Syria moots Arab aid for Palestinians

Syria plans proposing to Arab nations to compensate the Palestinians for any aid Western powers might cut after the election victory of Islamist group Hamas.

    Hamas won last week's Palestinian legislative elections

    State-run Sana news agency on Tuesday quoted Farouq al-Shara, the foreign minister, as saying Syria would submit the proposal at an Arab summit in March.


    "The move comes within the framework of the continuous Arab support to the Palestinian people, and the respect of its will and choices," Sana said.


    The Quartet of major powers trying to broker Middle East peace - Russia, the European Union, the US and the UN - said earlier this week that Hamas must reject violence and recognise Israel or risk losing the vital aid.


    But Vladimir Putin, the Russian president, said on Tuesday the world should not cut off funding to the Palestinians after Hamas's victory.


    Syria is a key Hamas supporter and has been under a US-led international pressure to expel the group's leadership from Damascus, including politburo chief Khaled Meshaal.


    Putin said the world should not
    cut off Palestinian funding

    Israel said it expected to suspend monthly tax payments to the Palestinian Authority during a policy review after Hamas's win, a decision that Hamas spokesman Mushir al-Masri described

    as an Israeli attempt "to steal Palestinian money".


    Saudi criticism


    Saudi Arabia

    's foreign minister, meanwhile, said the EU was being "unreasonable" for threatening to cut crucial financial aid to a Hamas-led Palestinian government.

    "The European Union insisted on having elections in Palestine, and this is the result of what they asked for," Prince Saud al-Faisal said in Malaysia.

    "Now to come around and say (they) do not accept the will of the people that was expressed through democratic means seems an unreasonable position to take," said al-Faisal, who was accompanying Saudi Arabia's King Abdullah on a state visit to Kuala Lumpur.

    The prince indicated that Riyadh would maintain its position as the Palestinians' biggest Arab donor, saying that "if anybody changes his relations to the Palestinian Authority prematurely, it would be a disastrous thing".

    Hamas, which won last week's Palestinian legislative elections, on Monday promised that international aid would only go toward helping ordinary Palestinians and said that a Hamas government is ready to open up its budget and spending to outside monitors.

    Hamas pledge

    The Islamic resistance faction's assurance came as foreign ministers from the 25 EU nations urged Hamas to recognise the state of Israel, renounce violence and disarm, and threatened to cut off funding if the demands were ignored.

    Europe is the largest international donor to the Palestinian Authority, which relies heavily on foreign aid to meet its annual operating budget of about $1.6 billion.
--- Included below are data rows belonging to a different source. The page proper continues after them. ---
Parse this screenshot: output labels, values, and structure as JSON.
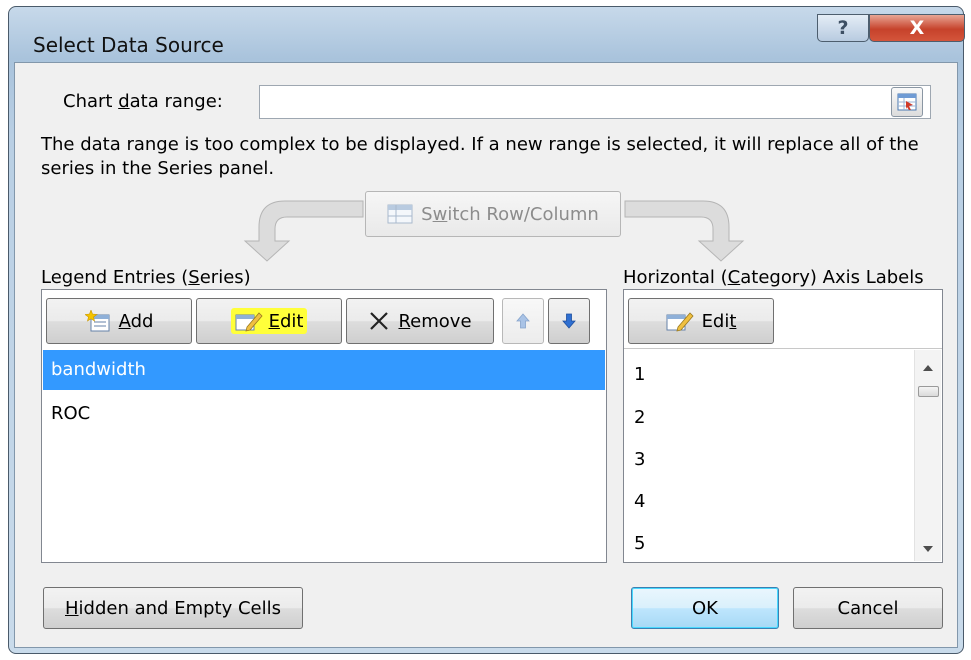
{
  "window": {
    "title": "Select Data Source",
    "help_glyph": "?",
    "close_glyph": "X"
  },
  "chart_range": {
    "label_pre": "Chart ",
    "label_mn": "d",
    "label_post": "ata range:",
    "value": ""
  },
  "message": "The data range is too complex to be displayed. If a new range is selected, it will replace all of the series in the Series panel.",
  "switch_button": {
    "pre": "S",
    "mn": "w",
    "post": "itch Row/Column"
  },
  "legend": {
    "title_pre": "Legend Entries (",
    "title_mn": "S",
    "title_post": "eries)",
    "add_mn": "A",
    "add_post": "dd",
    "edit_mn": "E",
    "edit_post": "dit",
    "remove_mn": "R",
    "remove_post": "emove",
    "series": [
      "bandwidth",
      "ROC"
    ],
    "selected_index": 0,
    "edit_highlight_color": "#ffff3a"
  },
  "axis": {
    "title_pre": "Horizontal (",
    "title_mn": "C",
    "title_post": "ategory) Axis Labels",
    "edit_pre": "Edi",
    "edit_mn": "t",
    "labels": [
      "1",
      "2",
      "3",
      "4",
      "5"
    ]
  },
  "footer": {
    "hidden_mn": "H",
    "hidden_post": "idden and Empty Cells",
    "ok": "OK",
    "cancel": "Cancel"
  },
  "colors": {
    "selection": "#3399ff",
    "close_button": "#c6422b"
  }
}
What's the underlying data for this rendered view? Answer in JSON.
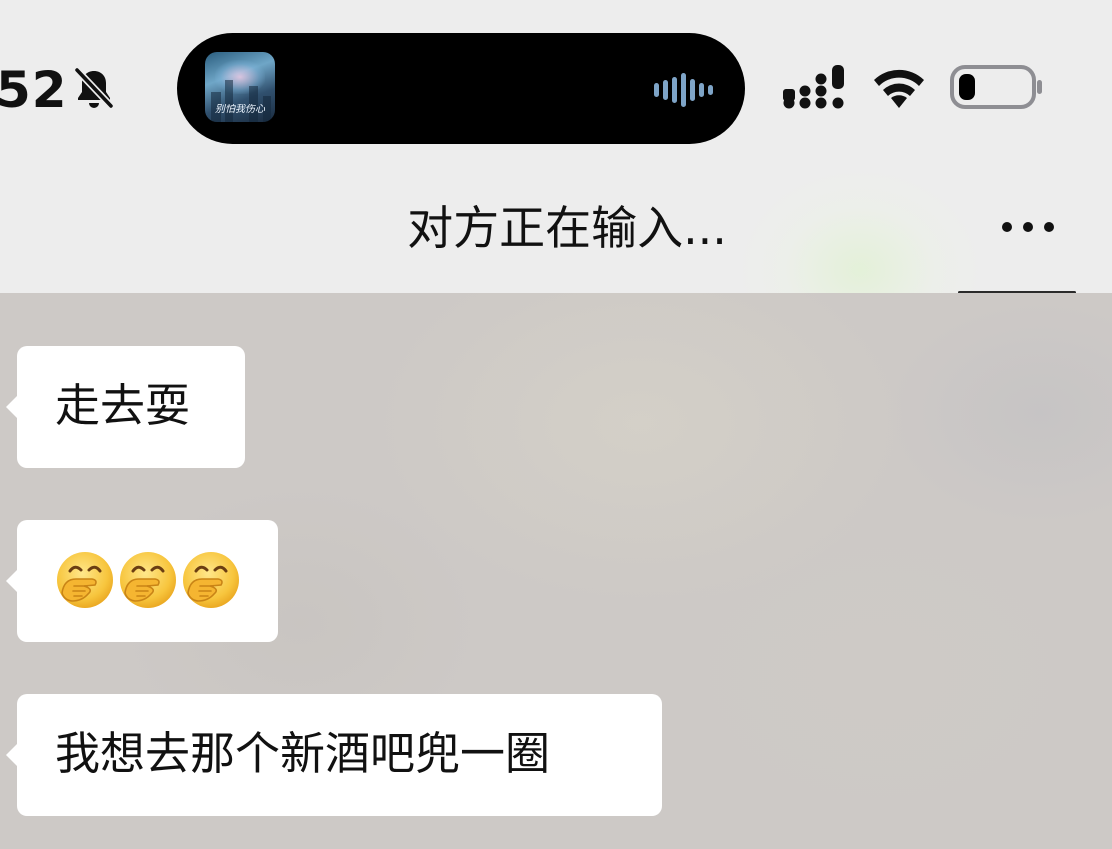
{
  "status_bar": {
    "time": "52",
    "mute_icon": "bell-slash-icon",
    "now_playing_art_text": "别怕我伤心",
    "signal_icon": "cellular-signal-icon",
    "wifi_icon": "wifi-icon",
    "battery_icon": "battery-low-icon"
  },
  "nav": {
    "title": "对方正在输入...",
    "more_icon": "more-icon"
  },
  "messages": [
    {
      "text": "走去耍"
    },
    {
      "emoji": [
        "face-with-hand-over-mouth",
        "face-with-hand-over-mouth",
        "face-with-hand-over-mouth"
      ]
    },
    {
      "text": "我想去那个新酒吧兜一圈"
    }
  ],
  "colors": {
    "status_bg": "#ededed",
    "chat_bg": "#cdc9c6",
    "bubble": "#ffffff",
    "text": "#111111",
    "island": "#000000",
    "battery_outline": "#8e8e93"
  }
}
About one-third goes to salaries and the rest to rehabilitate the war-shattered infrastructure.

    Al-Faisal voiced optimism that Hamas - which has opposed Arab-Israeli peace talks and carried out dozens of suicide bombings against Israelis - might assume a more moderate agenda.

    "I cannot believe that they will not act responsibly as a government," al-Faisal said. "We have to wait and see, and we suggest that everybody wait and see. We need cool heads now, rather than reactions that close the door to (a) peaceful settlement."

    SOURCE: Agencies


    Interactive: How does your country vote at the UN?

    Interactive: How does your country vote at the UN?

    Explore how your country voted on global issues since 1946, as the world gears up for the 74th UN General Assembly.

    'We were forced out by the government soldiers'

    'We were forced out by the government soldiers'

    We dialled more than 35,000 random phone numbers to paint an accurate picture of displacement across South Sudan.

    Interactive: Plundering Cambodia's forests

    Interactive: Plundering Cambodia's forests

    Meet the man on a mission to take down Cambodia's timber tycoons and expose a rampant illegal cross-border trade.